TO DO -
Copy out all the entries below, word for word.

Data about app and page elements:
────────

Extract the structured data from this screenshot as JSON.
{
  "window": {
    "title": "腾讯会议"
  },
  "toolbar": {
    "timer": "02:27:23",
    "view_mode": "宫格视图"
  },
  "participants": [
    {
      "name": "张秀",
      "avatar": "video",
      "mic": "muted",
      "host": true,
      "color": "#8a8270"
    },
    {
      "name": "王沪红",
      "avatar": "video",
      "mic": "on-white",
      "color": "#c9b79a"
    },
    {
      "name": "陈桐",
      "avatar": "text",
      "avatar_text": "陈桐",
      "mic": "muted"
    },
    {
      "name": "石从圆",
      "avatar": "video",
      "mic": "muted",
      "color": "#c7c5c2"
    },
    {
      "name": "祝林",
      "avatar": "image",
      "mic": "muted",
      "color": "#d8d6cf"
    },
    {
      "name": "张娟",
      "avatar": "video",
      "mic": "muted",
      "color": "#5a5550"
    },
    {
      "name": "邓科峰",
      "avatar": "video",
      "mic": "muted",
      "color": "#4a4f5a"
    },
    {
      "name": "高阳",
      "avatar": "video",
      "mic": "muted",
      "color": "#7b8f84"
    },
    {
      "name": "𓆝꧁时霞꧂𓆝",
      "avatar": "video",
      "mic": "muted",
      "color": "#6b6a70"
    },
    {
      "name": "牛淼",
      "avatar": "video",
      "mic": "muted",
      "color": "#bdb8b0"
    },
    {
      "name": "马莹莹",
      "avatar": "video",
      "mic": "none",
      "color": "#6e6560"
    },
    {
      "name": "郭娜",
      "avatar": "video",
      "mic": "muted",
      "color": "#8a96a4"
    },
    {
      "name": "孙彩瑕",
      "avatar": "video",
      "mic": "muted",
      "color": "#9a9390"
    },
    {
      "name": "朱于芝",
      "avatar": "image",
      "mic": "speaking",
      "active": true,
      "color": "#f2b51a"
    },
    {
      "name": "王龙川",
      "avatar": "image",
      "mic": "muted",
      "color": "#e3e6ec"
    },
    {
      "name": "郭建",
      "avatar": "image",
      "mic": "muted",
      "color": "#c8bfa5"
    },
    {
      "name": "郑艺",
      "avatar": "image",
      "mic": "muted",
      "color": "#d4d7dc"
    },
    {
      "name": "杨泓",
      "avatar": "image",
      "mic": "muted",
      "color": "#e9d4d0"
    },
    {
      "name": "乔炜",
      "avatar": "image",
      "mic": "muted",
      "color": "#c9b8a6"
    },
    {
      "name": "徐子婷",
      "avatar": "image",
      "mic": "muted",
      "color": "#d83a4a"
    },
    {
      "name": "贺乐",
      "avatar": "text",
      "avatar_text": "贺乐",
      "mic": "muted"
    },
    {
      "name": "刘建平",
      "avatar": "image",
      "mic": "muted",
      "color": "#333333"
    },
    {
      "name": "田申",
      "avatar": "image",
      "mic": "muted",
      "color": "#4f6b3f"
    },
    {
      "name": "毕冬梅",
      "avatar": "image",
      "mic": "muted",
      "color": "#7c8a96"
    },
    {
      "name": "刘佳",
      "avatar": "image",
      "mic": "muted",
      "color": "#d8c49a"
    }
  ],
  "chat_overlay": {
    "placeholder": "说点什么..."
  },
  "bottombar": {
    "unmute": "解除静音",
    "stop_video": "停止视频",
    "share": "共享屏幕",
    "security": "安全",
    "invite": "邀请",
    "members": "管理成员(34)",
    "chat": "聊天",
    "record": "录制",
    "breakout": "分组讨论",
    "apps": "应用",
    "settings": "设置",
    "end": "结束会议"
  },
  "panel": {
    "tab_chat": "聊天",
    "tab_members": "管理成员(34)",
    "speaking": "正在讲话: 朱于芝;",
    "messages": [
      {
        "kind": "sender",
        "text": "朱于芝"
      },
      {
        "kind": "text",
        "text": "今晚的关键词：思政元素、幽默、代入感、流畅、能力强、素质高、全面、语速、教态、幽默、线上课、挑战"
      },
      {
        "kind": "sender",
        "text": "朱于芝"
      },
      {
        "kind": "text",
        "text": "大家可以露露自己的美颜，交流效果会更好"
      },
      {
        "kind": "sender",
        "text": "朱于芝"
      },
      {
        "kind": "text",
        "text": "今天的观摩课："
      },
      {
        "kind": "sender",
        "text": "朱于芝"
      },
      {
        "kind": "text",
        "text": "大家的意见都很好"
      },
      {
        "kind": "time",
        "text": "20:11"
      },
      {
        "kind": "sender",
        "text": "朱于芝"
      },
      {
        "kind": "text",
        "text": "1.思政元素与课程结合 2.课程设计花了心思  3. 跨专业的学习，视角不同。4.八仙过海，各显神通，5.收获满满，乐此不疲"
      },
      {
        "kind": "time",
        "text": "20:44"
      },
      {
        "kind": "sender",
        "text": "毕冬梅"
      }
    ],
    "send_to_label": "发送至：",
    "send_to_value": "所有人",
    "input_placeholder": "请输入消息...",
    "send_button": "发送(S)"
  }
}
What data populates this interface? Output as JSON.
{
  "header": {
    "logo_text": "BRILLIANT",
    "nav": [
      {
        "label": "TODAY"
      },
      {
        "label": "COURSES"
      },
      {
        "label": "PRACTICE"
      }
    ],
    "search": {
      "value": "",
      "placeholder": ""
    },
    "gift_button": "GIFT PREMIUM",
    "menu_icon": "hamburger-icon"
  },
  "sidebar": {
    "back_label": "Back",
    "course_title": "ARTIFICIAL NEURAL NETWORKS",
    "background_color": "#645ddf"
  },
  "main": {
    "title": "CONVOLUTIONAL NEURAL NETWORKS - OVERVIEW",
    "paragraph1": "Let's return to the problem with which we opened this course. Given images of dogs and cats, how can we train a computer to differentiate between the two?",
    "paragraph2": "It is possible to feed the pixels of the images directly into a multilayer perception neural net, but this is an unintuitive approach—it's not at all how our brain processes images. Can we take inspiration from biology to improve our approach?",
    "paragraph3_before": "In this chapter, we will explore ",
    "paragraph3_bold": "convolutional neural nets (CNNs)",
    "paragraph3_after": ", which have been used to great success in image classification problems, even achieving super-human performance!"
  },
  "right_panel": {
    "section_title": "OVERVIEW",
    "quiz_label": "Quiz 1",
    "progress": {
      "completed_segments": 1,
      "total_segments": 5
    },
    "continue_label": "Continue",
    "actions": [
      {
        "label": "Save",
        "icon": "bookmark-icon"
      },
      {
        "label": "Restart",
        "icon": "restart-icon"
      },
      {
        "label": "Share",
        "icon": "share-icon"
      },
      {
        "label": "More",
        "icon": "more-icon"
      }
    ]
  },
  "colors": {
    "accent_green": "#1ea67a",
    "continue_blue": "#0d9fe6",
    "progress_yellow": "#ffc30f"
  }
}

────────

YOUR SOLUTION -
Extract the structured data from this screenshot as JSON.
{
  "window": {
    "title": "腾讯会议"
  },
  "toolbar": {
    "timer": "02:27:23",
    "view_mode": "宫格视图"
  },
  "participants": [
    {
      "name": "张秀",
      "avatar": "video",
      "mic": "muted",
      "host": true,
      "color": "#8a8270"
    },
    {
      "name": "王沪红",
      "avatar": "video",
      "mic": "on-white",
      "color": "#c9b79a"
    },
    {
      "name": "陈桐",
      "avatar": "text",
      "avatar_text": "陈桐",
      "mic": "muted"
    },
    {
      "name": "石从圆",
      "avatar": "video",
      "mic": "muted",
      "color": "#c7c5c2"
    },
    {
      "name": "祝林",
      "avatar": "image",
      "mic": "muted",
      "color": "#d8d6cf"
    },
    {
      "name": "张娟",
      "avatar": "video",
      "mic": "muted",
      "color": "#5a5550"
    },
    {
      "name": "邓科峰",
      "avatar": "video",
      "mic": "muted",
      "color": "#4a4f5a"
    },
    {
      "name": "高阳",
      "avatar": "video",
      "mic": "muted",
      "color": "#7b8f84"
    },
    {
      "name": "𓆝꧁时霞꧂𓆝",
      "avatar": "video",
      "mic": "muted",
      "color": "#6b6a70"
    },
    {
      "name": "牛淼",
      "avatar": "video",
      "mic": "muted",
      "color": "#bdb8b0"
    },
    {
      "name": "马莹莹",
      "avatar": "video",
      "mic": "none",
      "color": "#6e6560"
    },
    {
      "name": "郭娜",
      "avatar": "video",
      "mic": "muted",
      "color": "#8a96a4"
    },
    {
      "name": "孙彩瑕",
      "avatar": "video",
      "mic": "muted",
      "color": "#9a9390"
    },
    {
      "name": "朱于芝",
      "avatar": "image",
      "mic": "speaking",
      "active": true,
      "color": "#f2b51a"
    },
    {
      "name": "王龙川",
      "avatar": "image",
      "mic": "muted",
      "color": "#e3e6ec"
    },
    {
      "name": "郭建",
      "avatar": "image",
      "mic": "muted",
      "color": "#c8bfa5"
    },
    {
      "name": "郑艺",
      "avatar": "image",
      "mic": "muted",
      "color": "#d4d7dc"
    },
    {
      "name": "杨泓",
      "avatar": "image",
      "mic": "muted",
      "color": "#e9d4d0"
    },
    {
      "name": "乔炜",
      "avatar": "image",
      "mic": "muted",
      "color": "#c9b8a6"
    },
    {
      "name": "徐子婷",
      "avatar": "image",
      "mic": "muted",
      "color": "#d83a4a"
    },
    {
      "name": "贺乐",
      "avatar": "text",
      "avatar_text": "贺乐",
      "mic": "muted"
    },
    {
      "name": "刘建平",
      "avatar": "image",
      "mic": "muted",
      "color": "#333333"
    },
    {
      "name": "田申",
      "avatar": "image",
      "mic": "muted",
      "color": "#4f6b3f"
    },
    {
      "name": "毕冬梅",
      "avatar": "image",
      "mic": "muted",
      "color": "#7c8a96"
    },
    {
      "name": "刘佳",
      "avatar": "image",
      "mic": "muted",
      "color": "#d8c49a"
    }
  ],
  "chat_overlay": {
    "placeholder": "说点什么..."
  },
  "bottombar": {
    "unmute": "解除静音",
    "stop_video": "停止视频",
    "share": "共享屏幕",
    "security": "安全",
    "invite": "邀请",
    "members": "管理成员(34)",
    "chat": "聊天",
    "record": "录制",
    "breakout": "分组讨论",
    "apps": "应用",
    "settings": "设置",
    "end": "结束会议"
  },
  "panel": {
    "tab_chat": "聊天",
    "tab_members": "管理成员(34)",
    "speaking": "正在讲话: 朱于芝;",
    "messages": [
      {
        "kind": "sender",
        "text": "朱于芝"
      },
      {
        "kind": "text",
        "text": "今晚的关键词：思政元素、幽默、代入感、流畅、能力强、素质高、全面、语速、教态、幽默、线上课、挑战"
      },
      {
        "kind": "sender",
        "text": "朱于芝"
      },
      {
        "kind": "text",
        "text": "大家可以露露自己的美颜，交流效果会更好"
      },
      {
        "kind": "sender",
        "text": "朱于芝"
      },
      {
        "kind": "text",
        "text": "今天的观摩课："
      },
      {
        "kind": "sender",
        "text": "朱于芝"
      },
      {
        "kind": "text",
        "text": "大家的意见都很好"
      },
      {
        "kind": "time",
        "text": "20:11"
      },
      {
        "kind": "sender",
        "text": "朱于芝"
      },
      {
        "kind": "text",
        "text": "1.思政元素与课程结合 2.课程设计花了心思  3. 跨专业的学习，视角不同。4.八仙过海，各显神通，5.收获满满，乐此不疲"
      },
      {
        "kind": "time",
        "text": "20:44"
      },
      {
        "kind": "sender",
        "text": "毕冬梅"
      }
    ],
    "send_to_label": "发送至：",
    "send_to_value": "所有人",
    "input_placeholder": "请输入消息...",
    "send_button": "发送(S)"
  }
}
What data populates this interface? Output as JSON.
{
  "header": {
    "logo_text": "BRILLIANT",
    "nav": [
      {
        "label": "TODAY"
      },
      {
        "label": "COURSES"
      },
      {
        "label": "PRACTICE"
      }
    ],
    "search": {
      "value": "",
      "placeholder": ""
    },
    "gift_button": "GIFT PREMIUM",
    "menu_icon": "hamburger-icon"
  },
  "sidebar": {
    "back_label": "Back",
    "course_title": "ARTIFICIAL NEURAL NETWORKS",
    "background_color": "#645ddf"
  },
  "main": {
    "title": "CONVOLUTIONAL NEURAL NETWORKS - OVERVIEW",
    "paragraph1": "Let's return to the problem with which we opened this course. Given images of dogs and cats, how can we train a computer to differentiate between the two?",
    "paragraph2": "It is possible to feed the pixels of the images directly into a multilayer perception neural net, but this is an unintuitive approach—it's not at all how our brain processes images. Can we take inspiration from biology to improve our approach?",
    "paragraph3_before": "In this chapter, we will explore ",
    "paragraph3_bold": "convolutional neural nets (CNNs)",
    "paragraph3_after": ", which have been used to great success in image classification problems, even achieving super-human performance!"
  },
  "right_panel": {
    "section_title": "OVERVIEW",
    "quiz_label": "Quiz 1",
    "progress": {
      "completed_segments": 1,
      "total_segments": 5
    },
    "continue_label": "Continue",
    "actions": [
      {
        "label": "Save",
        "icon": "bookmark-icon"
      },
      {
        "label": "Restart",
        "icon": "restart-icon"
      },
      {
        "label": "Share",
        "icon": "share-icon"
      },
      {
        "label": "More",
        "icon": "more-icon"
      }
    ]
  },
  "colors": {
    "accent_green": "#1ea67a",
    "continue_blue": "#0d9fe6",
    "progress_yellow": "#ffc30f"
  }
}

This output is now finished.